=== Exercise description ===
The answer must consist of every line from the entries below that contains the word "Highest".

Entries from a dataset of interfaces
-- Opening Marker --

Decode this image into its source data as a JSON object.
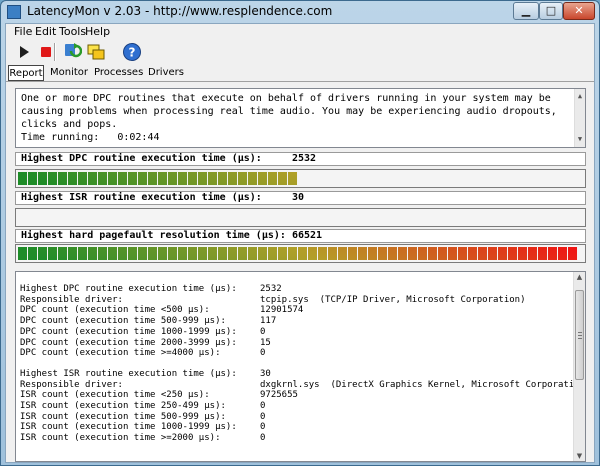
{
  "window": {
    "title": "LatencyMon v 2.03 - http://www.resplendence.com"
  },
  "menu": [
    "File",
    "Edit",
    "Tools",
    "Help"
  ],
  "toolbar": {
    "icons": [
      "play-icon",
      "stop-icon",
      "refresh-icon",
      "windows-icon",
      "help-icon"
    ]
  },
  "tabs": [
    "Report",
    "Monitor",
    "Processes",
    "Drivers"
  ],
  "message": {
    "lines": [
      "One or more DPC routines that execute on behalf of drivers running in your system may be",
      "causing problems when processing real time audio. You may be experiencing audio dropouts,",
      "clicks and pops."
    ],
    "time_label": "Time running:",
    "time_value": "0:02:44"
  },
  "metrics": {
    "dpc": {
      "label": "Highest DPC routine execution time (µs):",
      "value": "2532",
      "fill_segments": 28
    },
    "isr": {
      "label": "Highest ISR routine execution time (µs):",
      "value": "30",
      "fill_segments": 0
    },
    "pagefault": {
      "label": "Highest hard pagefault resolution time (µs):",
      "value": "66521",
      "fill_segments": 56
    }
  },
  "details": {
    "dpc_section": [
      {
        "label": "Highest DPC routine execution time (µs):",
        "value": "2532"
      },
      {
        "label": "Responsible driver:",
        "value": "tcpip.sys  (TCP/IP Driver, Microsoft Corporation)"
      },
      {
        "label": "DPC count (execution time <500 µs):",
        "value": "12901574"
      },
      {
        "label": "DPC count (execution time 500-999 µs):",
        "value": "117"
      },
      {
        "label": "DPC count (execution time 1000-1999 µs):",
        "value": "0"
      },
      {
        "label": "DPC count (execution time 2000-3999 µs):",
        "value": "15"
      },
      {
        "label": "DPC count (execution time >=4000 µs):",
        "value": "0"
      }
    ],
    "isr_section": [
      {
        "label": "Highest ISR routine execution time (µs):",
        "value": "30"
      },
      {
        "label": "Responsible driver:",
        "value": "dxgkrnl.sys  (DirectX Graphics Kernel, Microsoft Corporation)"
      },
      {
        "label": "ISR count (execution time <250 µs):",
        "value": "9725655"
      },
      {
        "label": "ISR count (execution time 250-499 µs):",
        "value": "0"
      },
      {
        "label": "ISR count (execution time 500-999 µs):",
        "value": "0"
      },
      {
        "label": "ISR count (execution time 1000-1999 µs):",
        "value": "0"
      },
      {
        "label": "ISR count (execution time >=2000 µs):",
        "value": "0"
      }
    ]
  }
}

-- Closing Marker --

=== Solved problem ===
      "label": "Highest DPC routine execution time (µs):",
      "label": "Highest ISR routine execution time (µs):",
      "label": "Highest hard pagefault resolution time (µs):",
        "label": "Highest DPC routine execution time (µs):",
        "label": "Highest ISR routine execution time (µs):",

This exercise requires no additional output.